The Château d'Arques is one of the so-called Cathar castles. In the 12th century, there was a conflict between the viscount of Carcassonne and several seigneurs, including Arques and Lagrasse. The estates at Arques became the property of the seigneurs of Termes.
In 1231, after the defeat of the Château de Termes during the Albigensian Crusade, Simon de Montfort, 5th Earl of Leicester, attacked Arques. After having burned the village, situated on the banks of the Rialsès, he gave this part of Razès to one of his lieutenants, Pierre de Voisins. In 1284, Gilles de Voisins began work on building a castle, with the intention of defending the Rialsès valley and controlling the transhumance routes leading to the Corbières. In 1316, Gilles II de Voisins altered and completed the castle.
In 1575, the castle was besieged by Protestants during the Wars of Religion and only the keep managed to resist the assault. By the start of the French Revolution the castle had fallen into ruin. It was sold as a national asset and subsequently suffered severe damage.
The castle consists of an enceinte and a high square keep with four turrets. It was built after Albigensian Crusade of the 13th century. The almost square enceinte encircles the castle with a gateway furnished with machicolation and surmounted with a keystone bearing the arms of the Voisin famil. Numerous buildings must have existed the length of the enceinte. Two well-preserved residential towers remain.
The square keep, 25 m high, is a work of military architecture inspired by castles in the Ile de France. It has four levels served by a spiral staircase. The various rooms were constructed with extreme care. The top floor was given over to defence of the castle. Forty soldiers could defend it thanks to numerous murder holes and rectangular bays set symmetrically into the walls.
It is a good example of the progress in military construction in a strategically important region.
The castle is owned partly by the commune and partly privately. It is open to visitors.References:
The Cloth Hall in Kraków dates to the Renaissance and is one of the city's most recognizable icons. It is the central feature of the main market square in the Kraków Old Town (listed as a UNESCO World Heritage Site since 1978).
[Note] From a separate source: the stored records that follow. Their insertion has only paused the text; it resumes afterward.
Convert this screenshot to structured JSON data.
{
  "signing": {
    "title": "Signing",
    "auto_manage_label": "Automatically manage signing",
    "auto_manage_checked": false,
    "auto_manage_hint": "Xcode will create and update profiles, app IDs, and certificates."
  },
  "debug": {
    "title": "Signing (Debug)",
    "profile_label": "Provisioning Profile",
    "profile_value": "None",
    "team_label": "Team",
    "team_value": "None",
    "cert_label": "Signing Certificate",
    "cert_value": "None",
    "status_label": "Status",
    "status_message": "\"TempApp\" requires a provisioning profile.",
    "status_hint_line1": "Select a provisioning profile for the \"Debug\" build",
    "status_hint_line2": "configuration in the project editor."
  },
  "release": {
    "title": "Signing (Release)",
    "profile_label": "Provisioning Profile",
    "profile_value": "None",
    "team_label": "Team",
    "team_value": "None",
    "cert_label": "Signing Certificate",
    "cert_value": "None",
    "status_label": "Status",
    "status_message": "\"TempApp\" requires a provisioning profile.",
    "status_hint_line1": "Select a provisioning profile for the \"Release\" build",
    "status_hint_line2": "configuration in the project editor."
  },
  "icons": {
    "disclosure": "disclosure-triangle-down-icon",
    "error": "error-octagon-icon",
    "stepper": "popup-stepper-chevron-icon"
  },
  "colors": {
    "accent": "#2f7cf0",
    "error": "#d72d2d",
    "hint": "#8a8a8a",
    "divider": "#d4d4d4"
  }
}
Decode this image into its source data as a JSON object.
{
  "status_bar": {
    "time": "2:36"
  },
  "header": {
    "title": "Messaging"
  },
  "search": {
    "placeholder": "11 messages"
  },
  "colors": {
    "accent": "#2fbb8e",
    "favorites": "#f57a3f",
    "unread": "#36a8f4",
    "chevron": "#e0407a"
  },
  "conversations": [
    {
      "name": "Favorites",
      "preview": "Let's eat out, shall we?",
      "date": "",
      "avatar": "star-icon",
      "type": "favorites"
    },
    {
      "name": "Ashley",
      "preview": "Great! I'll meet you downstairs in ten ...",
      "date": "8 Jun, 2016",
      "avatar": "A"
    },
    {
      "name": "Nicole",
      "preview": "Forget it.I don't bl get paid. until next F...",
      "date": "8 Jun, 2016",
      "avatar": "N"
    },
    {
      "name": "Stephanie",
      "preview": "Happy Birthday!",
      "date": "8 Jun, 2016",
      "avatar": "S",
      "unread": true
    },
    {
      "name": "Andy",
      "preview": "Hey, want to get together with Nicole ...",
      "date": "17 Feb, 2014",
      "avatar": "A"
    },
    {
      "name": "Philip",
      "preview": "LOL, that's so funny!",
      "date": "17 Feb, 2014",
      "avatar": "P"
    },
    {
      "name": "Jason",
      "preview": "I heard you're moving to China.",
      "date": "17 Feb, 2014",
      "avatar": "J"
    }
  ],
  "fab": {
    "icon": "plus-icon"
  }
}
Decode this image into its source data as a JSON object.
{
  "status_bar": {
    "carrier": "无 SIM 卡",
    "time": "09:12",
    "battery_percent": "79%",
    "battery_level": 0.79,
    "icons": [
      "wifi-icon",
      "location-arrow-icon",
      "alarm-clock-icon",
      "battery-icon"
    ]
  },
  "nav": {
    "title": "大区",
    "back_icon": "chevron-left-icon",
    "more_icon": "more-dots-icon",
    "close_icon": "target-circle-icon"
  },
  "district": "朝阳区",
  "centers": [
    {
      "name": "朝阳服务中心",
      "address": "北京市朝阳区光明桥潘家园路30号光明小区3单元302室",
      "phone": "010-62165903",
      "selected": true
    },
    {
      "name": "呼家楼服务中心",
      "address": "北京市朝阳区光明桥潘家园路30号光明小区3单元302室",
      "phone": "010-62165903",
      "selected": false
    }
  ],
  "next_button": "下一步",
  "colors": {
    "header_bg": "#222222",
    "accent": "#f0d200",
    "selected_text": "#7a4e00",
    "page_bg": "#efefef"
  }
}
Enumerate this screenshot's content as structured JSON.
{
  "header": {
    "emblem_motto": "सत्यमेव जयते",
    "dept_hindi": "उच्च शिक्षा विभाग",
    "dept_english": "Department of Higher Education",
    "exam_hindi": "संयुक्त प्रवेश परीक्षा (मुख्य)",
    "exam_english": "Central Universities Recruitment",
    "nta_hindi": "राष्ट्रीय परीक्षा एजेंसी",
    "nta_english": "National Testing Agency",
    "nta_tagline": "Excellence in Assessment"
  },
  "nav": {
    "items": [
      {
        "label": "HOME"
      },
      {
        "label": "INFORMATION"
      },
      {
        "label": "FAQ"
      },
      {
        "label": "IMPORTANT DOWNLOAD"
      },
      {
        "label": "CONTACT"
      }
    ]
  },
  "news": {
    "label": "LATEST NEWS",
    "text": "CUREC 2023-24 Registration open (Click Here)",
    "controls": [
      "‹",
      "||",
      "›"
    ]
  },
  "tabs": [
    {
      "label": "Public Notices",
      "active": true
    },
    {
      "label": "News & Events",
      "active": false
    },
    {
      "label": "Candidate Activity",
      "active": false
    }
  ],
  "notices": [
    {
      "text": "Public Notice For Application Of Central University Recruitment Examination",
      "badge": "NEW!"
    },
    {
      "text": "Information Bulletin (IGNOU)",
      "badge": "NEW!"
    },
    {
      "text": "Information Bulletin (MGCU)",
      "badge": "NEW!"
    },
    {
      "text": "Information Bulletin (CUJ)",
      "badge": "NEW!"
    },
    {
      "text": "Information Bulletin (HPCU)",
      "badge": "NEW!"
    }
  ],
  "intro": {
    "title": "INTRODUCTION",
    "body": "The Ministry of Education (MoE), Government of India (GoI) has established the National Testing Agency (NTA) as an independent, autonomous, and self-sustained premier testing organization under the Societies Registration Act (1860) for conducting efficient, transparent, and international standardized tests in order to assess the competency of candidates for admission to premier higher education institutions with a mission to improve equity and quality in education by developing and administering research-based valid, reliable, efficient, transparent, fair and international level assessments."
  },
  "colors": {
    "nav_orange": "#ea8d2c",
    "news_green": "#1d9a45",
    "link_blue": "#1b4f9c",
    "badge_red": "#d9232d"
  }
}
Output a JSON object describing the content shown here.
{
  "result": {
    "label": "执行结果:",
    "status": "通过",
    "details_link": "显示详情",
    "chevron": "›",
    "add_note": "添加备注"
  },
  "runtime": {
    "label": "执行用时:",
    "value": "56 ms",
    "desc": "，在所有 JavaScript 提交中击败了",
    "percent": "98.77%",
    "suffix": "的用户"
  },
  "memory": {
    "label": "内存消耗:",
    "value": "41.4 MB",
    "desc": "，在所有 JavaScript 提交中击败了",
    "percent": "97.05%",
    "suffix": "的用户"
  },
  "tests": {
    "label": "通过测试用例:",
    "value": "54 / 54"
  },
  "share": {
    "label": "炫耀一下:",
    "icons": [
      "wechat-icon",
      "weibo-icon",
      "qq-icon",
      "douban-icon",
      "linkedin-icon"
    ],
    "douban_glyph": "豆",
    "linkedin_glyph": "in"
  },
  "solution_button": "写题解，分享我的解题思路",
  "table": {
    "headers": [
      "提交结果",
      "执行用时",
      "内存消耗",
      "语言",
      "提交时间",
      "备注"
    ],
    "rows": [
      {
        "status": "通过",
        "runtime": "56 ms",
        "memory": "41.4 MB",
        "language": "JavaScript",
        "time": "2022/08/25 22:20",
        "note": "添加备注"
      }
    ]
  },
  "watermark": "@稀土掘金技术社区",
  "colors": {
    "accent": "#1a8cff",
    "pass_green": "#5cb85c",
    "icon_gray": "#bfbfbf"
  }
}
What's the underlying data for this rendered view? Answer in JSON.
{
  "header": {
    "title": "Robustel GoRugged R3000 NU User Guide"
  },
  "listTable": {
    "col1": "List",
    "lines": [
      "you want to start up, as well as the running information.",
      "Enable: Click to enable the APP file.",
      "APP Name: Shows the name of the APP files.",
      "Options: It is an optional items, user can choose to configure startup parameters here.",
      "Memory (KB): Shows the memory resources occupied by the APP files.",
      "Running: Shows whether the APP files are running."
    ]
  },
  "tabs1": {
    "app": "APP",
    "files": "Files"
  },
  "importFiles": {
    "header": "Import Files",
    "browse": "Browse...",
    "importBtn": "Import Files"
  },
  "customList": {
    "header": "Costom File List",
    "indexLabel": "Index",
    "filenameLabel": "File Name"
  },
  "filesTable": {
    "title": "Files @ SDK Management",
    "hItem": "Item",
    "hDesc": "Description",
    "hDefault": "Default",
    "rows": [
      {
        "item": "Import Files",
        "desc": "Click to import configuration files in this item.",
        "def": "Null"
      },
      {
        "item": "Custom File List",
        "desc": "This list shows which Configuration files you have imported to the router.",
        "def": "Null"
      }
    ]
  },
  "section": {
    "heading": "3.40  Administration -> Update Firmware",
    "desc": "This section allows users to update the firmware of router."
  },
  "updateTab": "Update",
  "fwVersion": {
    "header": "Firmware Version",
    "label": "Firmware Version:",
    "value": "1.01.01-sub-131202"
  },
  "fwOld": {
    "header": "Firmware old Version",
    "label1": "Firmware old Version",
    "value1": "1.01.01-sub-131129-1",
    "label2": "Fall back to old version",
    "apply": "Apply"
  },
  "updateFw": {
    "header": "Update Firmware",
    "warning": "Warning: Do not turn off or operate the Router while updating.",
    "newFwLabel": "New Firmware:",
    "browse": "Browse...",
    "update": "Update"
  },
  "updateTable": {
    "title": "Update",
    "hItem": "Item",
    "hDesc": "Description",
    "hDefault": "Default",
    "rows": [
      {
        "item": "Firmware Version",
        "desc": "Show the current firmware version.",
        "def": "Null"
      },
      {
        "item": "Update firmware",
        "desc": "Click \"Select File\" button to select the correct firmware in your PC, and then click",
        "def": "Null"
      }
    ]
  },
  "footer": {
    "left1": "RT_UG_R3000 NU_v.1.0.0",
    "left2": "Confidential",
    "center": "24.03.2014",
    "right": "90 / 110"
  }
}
The hall was once a major centre of international trade. Traveling merchants met there to discuss business and to barter. During its golden age in the 15th century, the hall was the source of a variety of exotic imports from the east – spices, silk, leather and wax – while Kraków itself exported textiles, lead, and salt from the Wieliczka Salt Mine.
Kraków was Poland's capital city and was among the largest cities in Europe already from before the time of the Renaissance. However, its decline started with the move of the capital to Warsaw in the very end of the 16th century. The city's decline was hastened by wars and politics leading to the Partitions of Poland at the end of the 18th century. By the time of the architectural restoration proposed for the cloth hall in 1870 under Austrian rule, much of the historic city center was decrepit. A change in political and economic fortunes for the Kingdom of Galicia and Lodomeria ushered in a revival due to newly established Legislative Assembly or Sejm of the Land. The successful renovation of the Cloth Hall, based on design by Tomasz Pryliński and supervised by Mayor Mikołaj Zyblikiewicz, Sejm Marshal, was one of the most notable achievements of this period.
The hall has hosted many distinguished guests over the centuries and is still used to entertain monarchs and dignitaries, such as Charles, Prince of Wales and Emperor Akihito of Japan, who was welcomed here in 2002. In the past, balls were held here, most notably after Prince Józef Poniatowski had briefly liberated the city from the Austrians in 1809. Aside from its history and cultural value, the hall still is still used as a center of commerce.
On the upper floor of the hall is the Sukiennice Museum division of the National Museum, Kraków. It holds the largest permanent exhibit of the 19th-century Polish painting and sculpture, in four grand exhibition halls arranged by historical period and the theme extending into an entire artistic epoch. The museum was upgraded in 2010 with new technical equipment, storerooms, service spaces as well as improved thematic layout for the display.
The Gallery of 19th-Century Polish Art was a major cultural venue from the moment it opened on October 7, 1879. It features late Baroque, Rococo, and Classicist 18th-century portraits and battle scenes by Polish and foreign pre-Romantics.